#### [About this task]
In the copy of these records, include no pictures and change nothing else.

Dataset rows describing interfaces
+ + + +

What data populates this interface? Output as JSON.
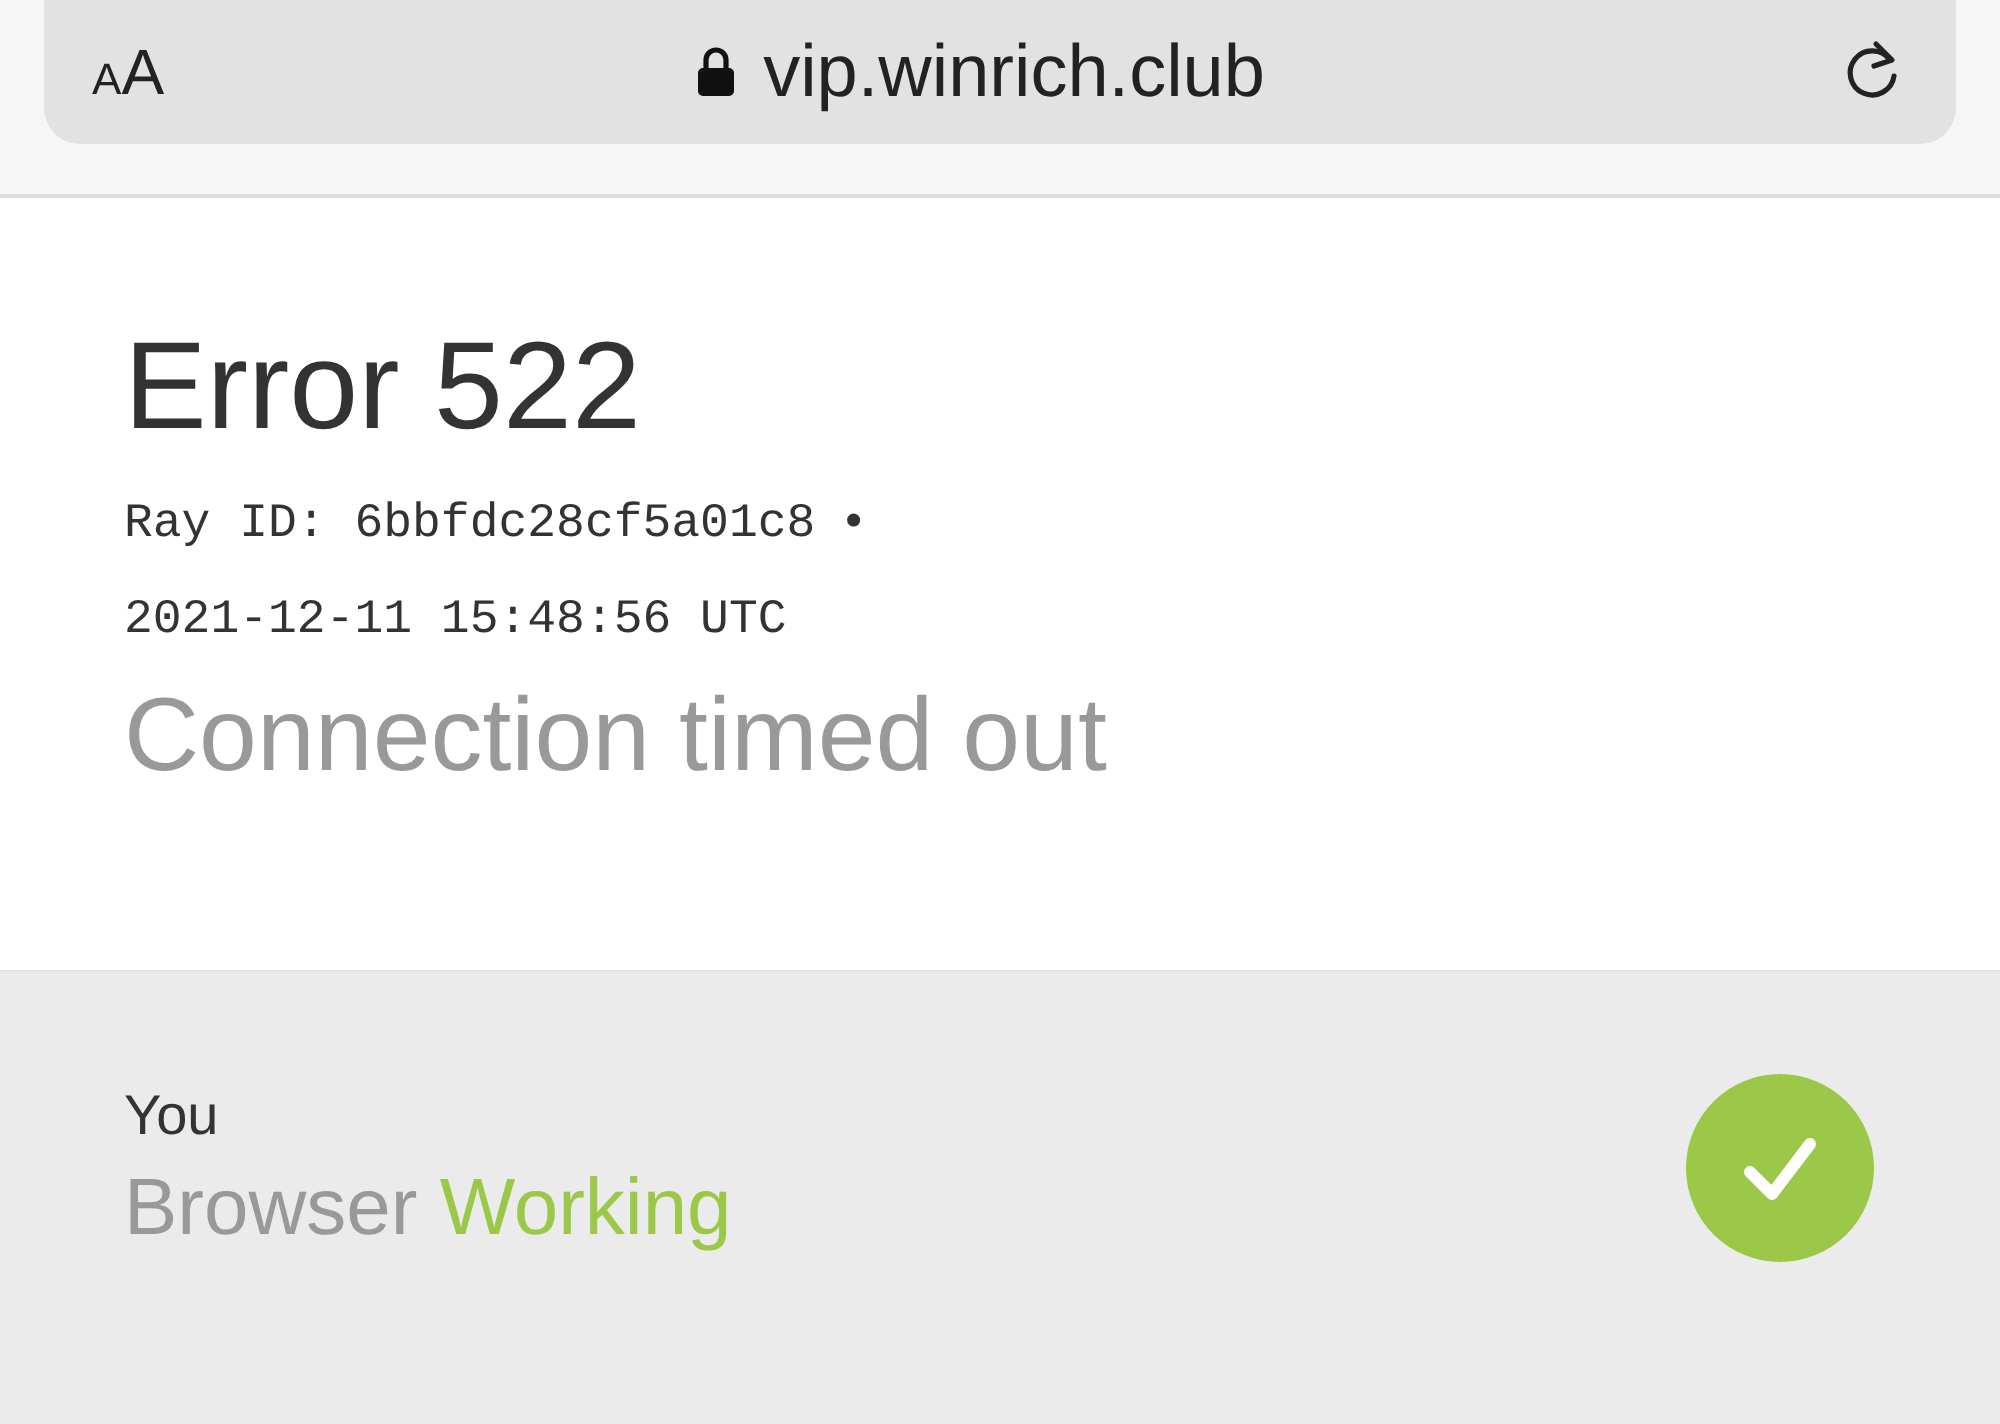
{
  "address_bar": {
    "text_size": [
      "A",
      "A"
    ],
    "url": "vip.winrich.club",
    "secure": true
  },
  "error": {
    "title": "Error 522",
    "ray_id": "Ray ID: 6bbfdc28cf5a01c8",
    "separator": "•",
    "timestamp": "2021-12-11 15:48:56 UTC",
    "message": "Connection timed out"
  },
  "status": {
    "label": "You",
    "name": "Browser",
    "state_text": "Working",
    "ok": true
  }
}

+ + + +

#### [Problem solution]
What data populates this interface? Output as JSON.
{
  "address_bar": {
    "text_size": [
      "A",
      "A"
    ],
    "url": "vip.winrich.club",
    "secure": true
  },
  "error": {
    "title": "Error 522",
    "ray_id": "Ray ID: 6bbfdc28cf5a01c8",
    "separator": "•",
    "timestamp": "2021-12-11 15:48:56 UTC",
    "message": "Connection timed out"
  },
  "status": {
    "label": "You",
    "name": "Browser",
    "state_text": "Working",
    "ok": true
  }
}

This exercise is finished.